TASK REQUIREMENTS »
Please restate the records that follow word for word, omitting any images.

SUPPLIED RECORDS »
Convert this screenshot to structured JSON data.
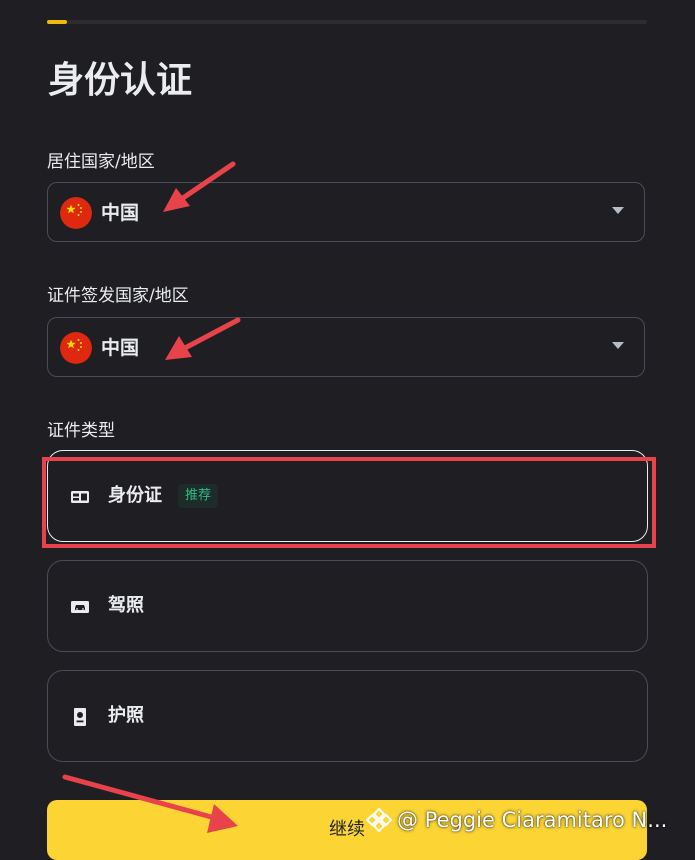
{
  "progress": {
    "value_percent": 3.3,
    "color": "#f0b90b"
  },
  "title": "身份认证",
  "residence": {
    "label": "居住国家/地区",
    "value": "中国",
    "flag_icon": "china-flag-icon"
  },
  "issuing": {
    "label": "证件签发国家/地区",
    "value": "中国",
    "flag_icon": "china-flag-icon"
  },
  "doc_type": {
    "label": "证件类型",
    "options": [
      {
        "label": "身份证",
        "badge": "推荐",
        "icon": "id-card-icon",
        "selected": true
      },
      {
        "label": "驾照",
        "icon": "driver-license-icon"
      },
      {
        "label": "护照",
        "icon": "passport-icon"
      }
    ]
  },
  "continue_label": "继续",
  "watermark": "@ Peggie Ciaramitaro N...",
  "colors": {
    "background": "#1f1f23",
    "accent": "#fcd535",
    "annotation": "#e8424a",
    "badge_text": "#2ebd85"
  }
}
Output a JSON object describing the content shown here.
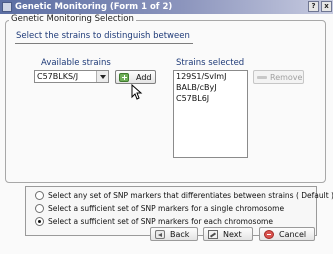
{
  "window": {
    "title": "Genetic Monitoring (Form 1 of 2)",
    "help_label": "?",
    "close_label": "x"
  },
  "group": {
    "legend": "Genetic Monitoring Selection",
    "instruction": "Select the strains to distinguish between"
  },
  "available": {
    "label": "Available strains",
    "selected_value": "C57BLKS/J"
  },
  "selected": {
    "label": "Strains selected",
    "items": [
      "129S1/SvImJ",
      "BALB/cByJ",
      "C57BL6J"
    ]
  },
  "buttons": {
    "add": "Add",
    "remove": "Remove",
    "back": "Back",
    "next": "Next",
    "cancel": "Cancel"
  },
  "options": [
    {
      "label": "Select any set of SNP markers that differentiates between strains ( Default )",
      "selected": false
    },
    {
      "label": "Select a sufficient set of SNP markers for a single chromosome",
      "selected": false
    },
    {
      "label": "Select a sufficient set of SNP markers for each chromosome",
      "selected": true
    }
  ],
  "icons": {
    "window": "window-icon",
    "add": "add-icon",
    "remove": "remove-icon",
    "back": "back-icon",
    "next": "next-icon",
    "cancel": "cancel-icon",
    "cursor": "mouse-cursor-icon"
  },
  "colors": {
    "title_start": "#5b6ea3",
    "title_end": "#c7cbe0",
    "label_blue": "#1e3a78",
    "add_green": "#6eae57",
    "cancel_red": "#d9534f"
  }
}
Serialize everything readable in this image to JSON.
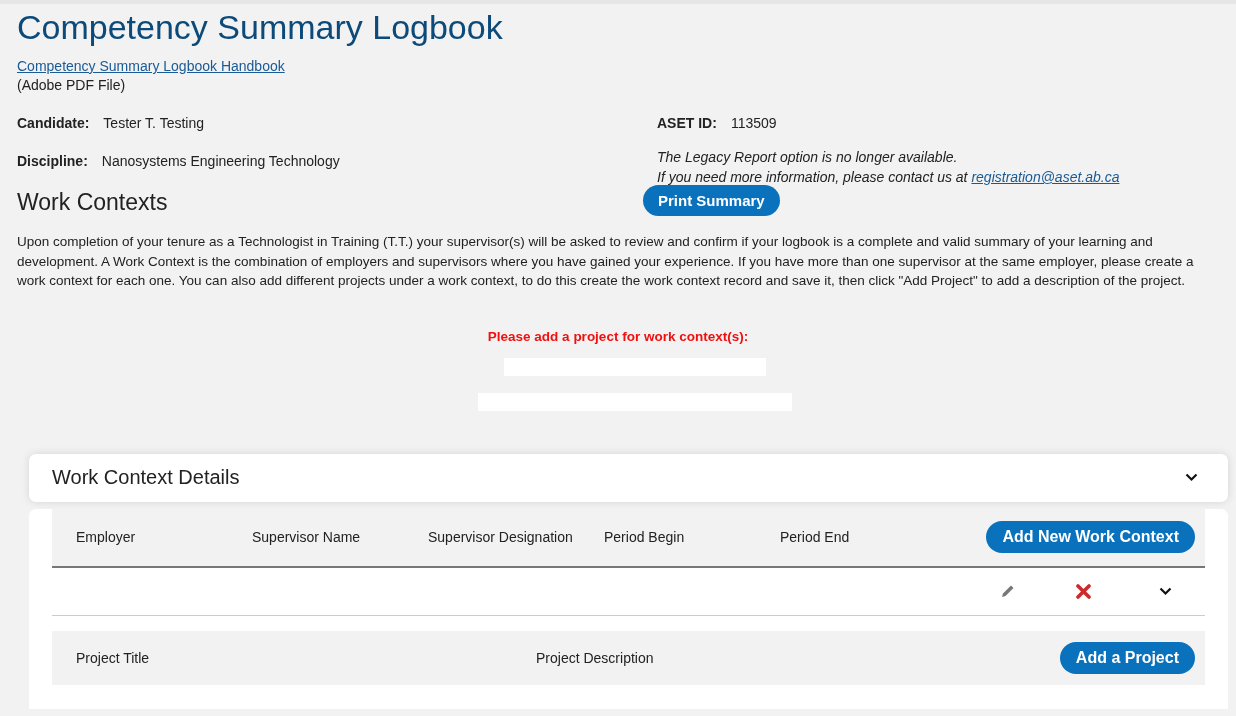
{
  "title": "Competency Summary Logbook",
  "handbook_link": "Competency Summary Logbook Handbook",
  "handbook_note": "(Adobe PDF File)",
  "candidate": {
    "label": "Candidate:",
    "value": "Tester T. Testing"
  },
  "discipline": {
    "label": "Discipline:",
    "value": "Nanosystems Engineering Technology"
  },
  "aset_id": {
    "label": "ASET ID:",
    "value": "113509"
  },
  "legacy_notice": {
    "line_1": "The Legacy Report option is no longer available.",
    "line_2": "If you need more information, please contact us at",
    "email": "registration@aset.ab.ca"
  },
  "section_title": "Work Contexts",
  "print_button": "Print Summary",
  "intro": "Upon completion of your tenure as a Technologist in Training (T.T.) your supervisor(s) will be asked to review and confirm if your logbook is a complete and valid summary of your learning and development. A Work Context is the combination of employers and supervisors where you have gained your experience. If you have more than one supervisor at the same employer, please create a work context for each one. You can also add different projects under a work context, to do this create the work context record and save it, then click \"Add Project\" to add a description of the project.",
  "warning": "Please add a project for work context(s):",
  "details": {
    "title": "Work Context Details",
    "columns": [
      "Employer",
      "Supervisor Name",
      "Supervisor Designation",
      "Period Begin",
      "Period End"
    ],
    "add_button": "Add New Work Context",
    "project_columns": [
      "Project Title",
      "Project Description"
    ],
    "add_project_button": "Add a Project"
  }
}
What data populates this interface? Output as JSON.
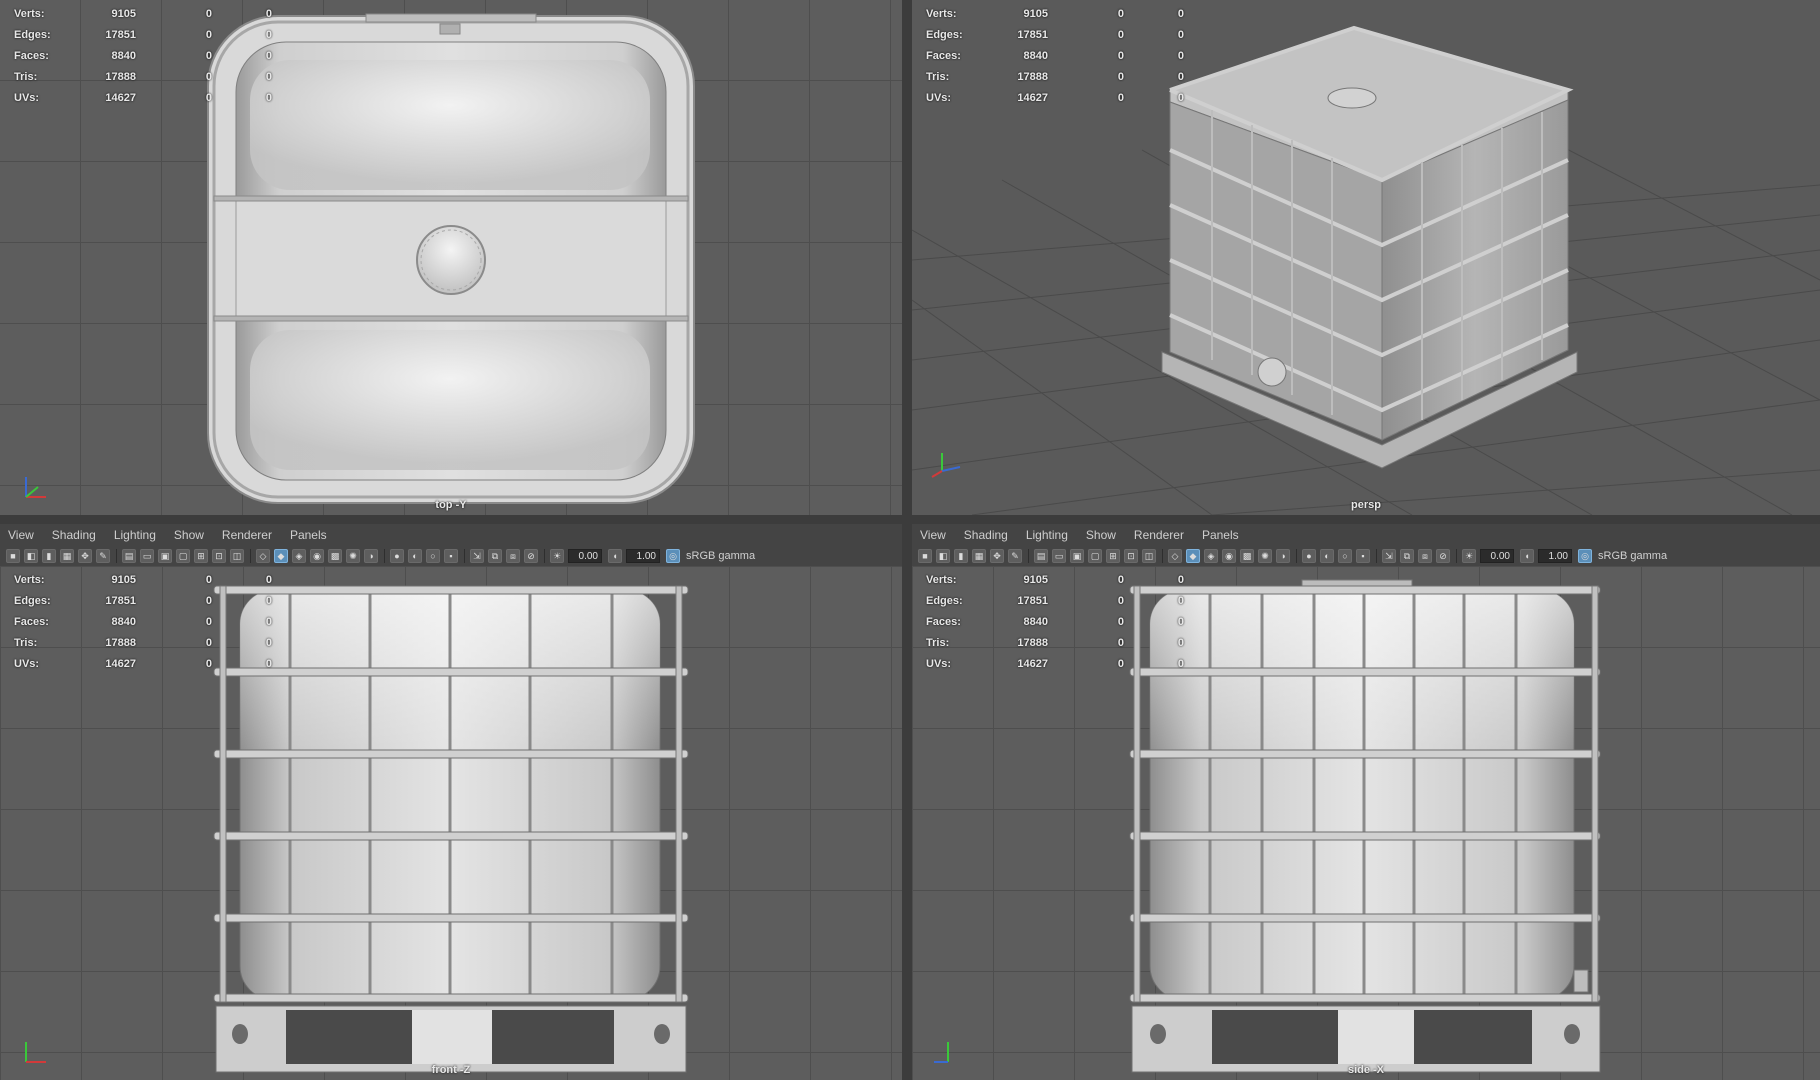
{
  "hud_stats": [
    {
      "label": "Verts:",
      "value": "9105",
      "sel": "0",
      "comp": "0"
    },
    {
      "label": "Edges:",
      "value": "17851",
      "sel": "0",
      "comp": "0"
    },
    {
      "label": "Faces:",
      "value": "8840",
      "sel": "0",
      "comp": "0"
    },
    {
      "label": "Tris:",
      "value": "17888",
      "sel": "0",
      "comp": "0"
    },
    {
      "label": "UVs:",
      "value": "14627",
      "sel": "0",
      "comp": "0"
    }
  ],
  "viewports": {
    "top": {
      "camera": "top -Y"
    },
    "persp": {
      "camera": "persp"
    },
    "front": {
      "camera": "front -Z"
    },
    "side": {
      "camera": "side -X"
    }
  },
  "panel_menu": [
    "View",
    "Shading",
    "Lighting",
    "Show",
    "Renderer",
    "Panels"
  ],
  "toolbar": {
    "exposure": "0.00",
    "gamma": "1.00",
    "color_space": "sRGB gamma"
  },
  "icons": {
    "camera": "camera-icon",
    "wireframe": "wireframe-icon",
    "smooth_shade": "smooth-shade-icon",
    "textured": "textured-icon",
    "lights": "lights-icon",
    "shadows": "shadows-icon",
    "isolate": "isolate-icon",
    "xray": "xray-icon",
    "exposure": "exposure-icon",
    "gamma": "gamma-icon",
    "color_mgmt": "color-management-icon"
  },
  "colors": {
    "viewport_bg": "#5d5d5d",
    "ui_bg": "#444444",
    "active_icon": "#5b8fb9",
    "axis_x": "#d23a3a",
    "axis_y": "#3ac83a",
    "axis_z": "#3a6ad2"
  }
}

ANSWER BOX »
Convert this screenshot to structured JSON data.
{
  "progress": {
    "value_percent": 3.3,
    "color": "#f0b90b"
  },
  "title": "身份认证",
  "residence": {
    "label": "居住国家/地区",
    "value": "中国",
    "flag_icon": "china-flag-icon"
  },
  "issuing": {
    "label": "证件签发国家/地区",
    "value": "中国",
    "flag_icon": "china-flag-icon"
  },
  "doc_type": {
    "label": "证件类型",
    "options": [
      {
        "label": "身份证",
        "badge": "推荐",
        "icon": "id-card-icon",
        "selected": true
      },
      {
        "label": "驾照",
        "icon": "driver-license-icon"
      },
      {
        "label": "护照",
        "icon": "passport-icon"
      }
    ]
  },
  "continue_label": "继续",
  "watermark": "@ Peggie Ciaramitaro N...",
  "colors": {
    "background": "#1f1f23",
    "accent": "#fcd535",
    "annotation": "#e8424a",
    "badge_text": "#2ebd85"
  }
}
Output a JSON object describing the content shown here.
{
  "window": {
    "title": "Genetic Monitoring (Form 1 of 2)",
    "help_label": "?",
    "close_label": "x"
  },
  "group": {
    "legend": "Genetic Monitoring Selection",
    "instruction": "Select the strains to distinguish between"
  },
  "available": {
    "label": "Available strains",
    "selected_value": "C57BLKS/J"
  },
  "selected": {
    "label": "Strains selected",
    "items": [
      "129S1/SvImJ",
      "BALB/cByJ",
      "C57BL6J"
    ]
  },
  "buttons": {
    "add": "Add",
    "remove": "Remove",
    "back": "Back",
    "next": "Next",
    "cancel": "Cancel"
  },
  "options": [
    {
      "label": "Select any set of SNP markers that differentiates between strains ( Default )",
      "selected": false
    },
    {
      "label": "Select a sufficient set of SNP markers for a single chromosome",
      "selected": false
    },
    {
      "label": "Select a sufficient set of SNP markers for each chromosome",
      "selected": true
    }
  ],
  "icons": {
    "window": "window-icon",
    "add": "add-icon",
    "remove": "remove-icon",
    "back": "back-icon",
    "next": "next-icon",
    "cancel": "cancel-icon",
    "cursor": "mouse-cursor-icon"
  },
  "colors": {
    "title_start": "#5b6ea3",
    "title_end": "#c7cbe0",
    "label_blue": "#1e3a78",
    "add_green": "#6eae57",
    "cancel_red": "#d9534f"
  }
}
Serialize everything readable in this image to JSON.
{
  "title": "Competency Summary Logbook",
  "handbook_link": "Competency Summary Logbook Handbook",
  "handbook_note": "(Adobe PDF File)",
  "candidate": {
    "label": "Candidate:",
    "value": "Tester T. Testing"
  },
  "discipline": {
    "label": "Discipline:",
    "value": "Nanosystems Engineering Technology"
  },
  "aset_id": {
    "label": "ASET ID:",
    "value": "113509"
  },
  "legacy_notice": {
    "line_1": "The Legacy Report option is no longer available.",
    "line_2": "If you need more information, please contact us at",
    "email": "registration@aset.ab.ca"
  },
  "section_title": "Work Contexts",
  "print_button": "Print Summary",
  "intro": "Upon completion of your tenure as a Technologist in Training (T.T.) your supervisor(s) will be asked to review and confirm if your logbook is a complete and valid summary of your learning and development. A Work Context is the combination of employers and supervisors where you have gained your experience. If you have more than one supervisor at the same employer, please create a work context for each one. You can also add different projects under a work context, to do this create the work context record and save it, then click \"Add Project\" to add a description of the project.",
  "warning": "Please add a project for work context(s):",
  "details": {
    "title": "Work Context Details",
    "columns": [
      "Employer",
      "Supervisor Name",
      "Supervisor Designation",
      "Period Begin",
      "Period End"
    ],
    "add_button": "Add New Work Context",
    "project_columns": [
      "Project Title",
      "Project Description"
    ],
    "add_project_button": "Add a Project"
  }
}
What data populates this interface? Output as JSON.
{
  "hud_stats": [
    {
      "label": "Verts:",
      "value": "9105",
      "sel": "0",
      "comp": "0"
    },
    {
      "label": "Edges:",
      "value": "17851",
      "sel": "0",
      "comp": "0"
    },
    {
      "label": "Faces:",
      "value": "8840",
      "sel": "0",
      "comp": "0"
    },
    {
      "label": "Tris:",
      "value": "17888",
      "sel": "0",
      "comp": "0"
    },
    {
      "label": "UVs:",
      "value": "14627",
      "sel": "0",
      "comp": "0"
    }
  ],
  "viewports": {
    "top": {
      "camera": "top -Y"
    },
    "persp": {
      "camera": "persp"
    },
    "front": {
      "camera": "front -Z"
    },
    "side": {
      "camera": "side -X"
    }
  },
  "panel_menu": [
    "View",
    "Shading",
    "Lighting",
    "Show",
    "Renderer",
    "Panels"
  ],
  "toolbar": {
    "exposure": "0.00",
    "gamma": "1.00",
    "color_space": "sRGB gamma"
  },
  "icons": {
    "camera": "camera-icon",
    "wireframe": "wireframe-icon",
    "smooth_shade": "smooth-shade-icon",
    "textured": "textured-icon",
    "lights": "lights-icon",
    "shadows": "shadows-icon",
    "isolate": "isolate-icon",
    "xray": "xray-icon",
    "exposure": "exposure-icon",
    "gamma": "gamma-icon",
    "color_mgmt": "color-management-icon"
  },
  "colors": {
    "viewport_bg": "#5d5d5d",
    "ui_bg": "#444444",
    "active_icon": "#5b8fb9",
    "axis_x": "#d23a3a",
    "axis_y": "#3ac83a",
    "axis_z": "#3a6ad2"
  }
}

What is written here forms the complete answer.